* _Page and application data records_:
───

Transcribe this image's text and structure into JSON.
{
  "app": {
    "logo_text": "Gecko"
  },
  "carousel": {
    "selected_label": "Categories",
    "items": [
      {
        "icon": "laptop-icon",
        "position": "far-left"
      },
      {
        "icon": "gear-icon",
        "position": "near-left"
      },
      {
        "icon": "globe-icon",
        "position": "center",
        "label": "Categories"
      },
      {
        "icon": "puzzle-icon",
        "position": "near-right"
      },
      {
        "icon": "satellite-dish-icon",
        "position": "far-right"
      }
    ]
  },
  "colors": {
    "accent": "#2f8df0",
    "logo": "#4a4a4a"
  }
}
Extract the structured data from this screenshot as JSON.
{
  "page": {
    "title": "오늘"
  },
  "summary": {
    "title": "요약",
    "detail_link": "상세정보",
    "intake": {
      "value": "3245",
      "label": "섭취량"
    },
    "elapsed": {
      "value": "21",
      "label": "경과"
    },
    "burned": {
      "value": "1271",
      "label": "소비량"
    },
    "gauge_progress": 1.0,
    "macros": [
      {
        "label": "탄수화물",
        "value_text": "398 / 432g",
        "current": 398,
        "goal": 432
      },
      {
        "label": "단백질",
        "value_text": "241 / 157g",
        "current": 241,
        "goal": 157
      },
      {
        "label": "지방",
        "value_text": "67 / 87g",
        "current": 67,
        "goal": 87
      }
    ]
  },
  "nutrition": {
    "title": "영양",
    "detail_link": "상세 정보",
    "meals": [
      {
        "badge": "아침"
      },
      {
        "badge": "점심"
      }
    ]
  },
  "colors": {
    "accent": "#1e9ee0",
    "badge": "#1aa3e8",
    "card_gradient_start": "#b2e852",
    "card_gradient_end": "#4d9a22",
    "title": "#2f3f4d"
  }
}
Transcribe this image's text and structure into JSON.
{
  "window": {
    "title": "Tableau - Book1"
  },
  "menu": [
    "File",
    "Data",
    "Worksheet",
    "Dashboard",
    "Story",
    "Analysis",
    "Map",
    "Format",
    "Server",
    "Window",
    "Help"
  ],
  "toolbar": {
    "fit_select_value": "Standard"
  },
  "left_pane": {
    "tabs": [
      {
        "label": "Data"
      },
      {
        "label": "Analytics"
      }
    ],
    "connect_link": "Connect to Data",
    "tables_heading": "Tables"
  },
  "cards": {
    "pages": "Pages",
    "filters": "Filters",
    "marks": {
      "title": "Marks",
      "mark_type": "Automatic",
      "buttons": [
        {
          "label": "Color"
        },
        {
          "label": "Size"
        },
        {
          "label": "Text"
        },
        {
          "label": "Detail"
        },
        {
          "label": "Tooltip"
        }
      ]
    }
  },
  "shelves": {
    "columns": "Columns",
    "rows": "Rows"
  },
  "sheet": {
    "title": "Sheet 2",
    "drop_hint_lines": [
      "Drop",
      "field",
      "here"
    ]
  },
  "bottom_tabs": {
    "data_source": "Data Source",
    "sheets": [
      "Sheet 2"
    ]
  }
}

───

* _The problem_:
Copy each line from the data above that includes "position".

* _Task output_:
        "position": "far-left"
        "position": "near-left"
        "position": "center",
        "position": "near-right"
        "position": "far-right"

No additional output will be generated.